One thing I’ve realised is that my preaching has changed since I finished my three-year course back home in theology. At the moment we are being taught how to preach through the Old Testament. I preached two sermons on Genesis and Leviticus and surprisingly, the lecturer was very impressed with my preaching. He really told me that I’m a good preacher. John Jal appreciated my sermon that time as well. So I think I’ve gone far in my preaching.
The second thing is relating to people in this multicultural institution. I’ve seen that it’s really important to create relationships, to work together as a team, and to encourage one another. This is one of the things I want to emphasise when I get back to South Sudan. Because I think our people back home are divided based on ethical issues, like tribal things. The gospel challenges us that we must love one another. I’ve found it very encouraging at college because people work together, and lecturers come together and interact with students, which I am not used to. That’s really something that has impacted my life.
And how are other things going for you in general, Elias?
Having my family far away is a challenge, as whenever I speak with them they are not well — especially my little boy Timothy. Since January, when I came here, up until now, he’s been sick. He’s now seven years old.
Another challenge is communication. It’s very difficult — so far I haven’t communicated with my parents as they are living far away, and it’s hard to talk with them when I am at college here.
One other challenge is that I’ve been displaced from Kampala. I was told to quit the room because of payments and the rent. So that’s difficult.
How is your fellowship group going?
Our fellowship group leader has been an encouragement. In the various things that have happened, he tells me, ‘Brother, keep on going.’ I’ve also been with him on a mission trip. So I’m definitely enjoying the fellowship group every Tuesday. It’s terrific.
Is there anything else you want to say to supporters?
I just want to share my appreciation for this program being run by our brother, Darien. He is working hard to ensure that we are supported in our studies. My message is that the donors should continue to support us, as they’re not just supporting an individual. Bishop Gwynne College where we will be returning to teach brings together all tribes in South Sudan. So donors will have a great impact — not just individual students but the whole country.
We are always thankful for your prayer and financial support. If you have a minute, would you give thanks to God and pray for Elias, his family and his studies? We have included a summary of prayer points below.
You can also check out the other interviews we did with other students in our series: Kasmiro, Alex, Seme and Philip. We also did a bonus interview with John, a recent graduate who is passing on what he has learned at college as a lecturer at Bishop Gwynne College, South Sudan.
Give thanks for…
- The encouragement and support of the fellowship group at George Whitefield College
- Opportunities for Elias to serve and use his gifts at St Barnabas church
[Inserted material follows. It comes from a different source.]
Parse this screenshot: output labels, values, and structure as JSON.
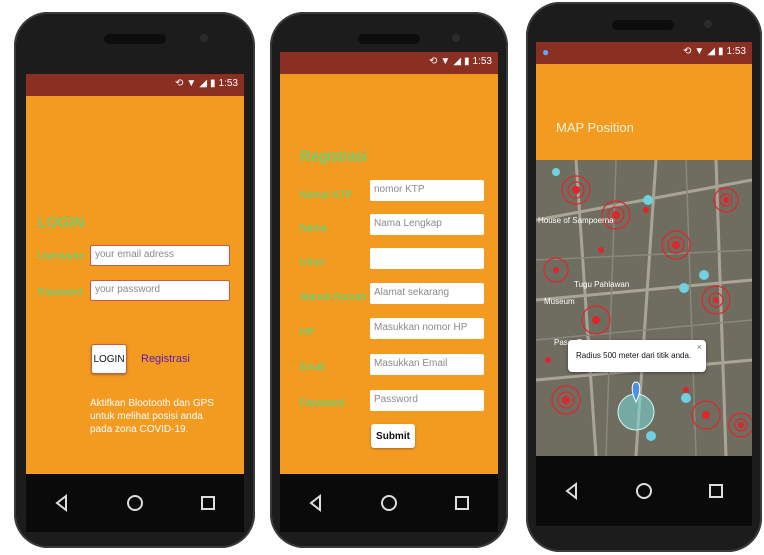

- Unity amongst the multicultural student and faculty body at George Whitefield College
- The great growth and improvement that Elias has seen in his preaching
Please pray for…
- The exams Elias and the other students will sit and for the results of their assessments
- God’s protection over Elias’ family and for ways to keep in touch with them
- Healing over Elias’ son Timothy who has an ongoing sickness
- The rental situation in Kampala and for God’s provision for payments and accommodation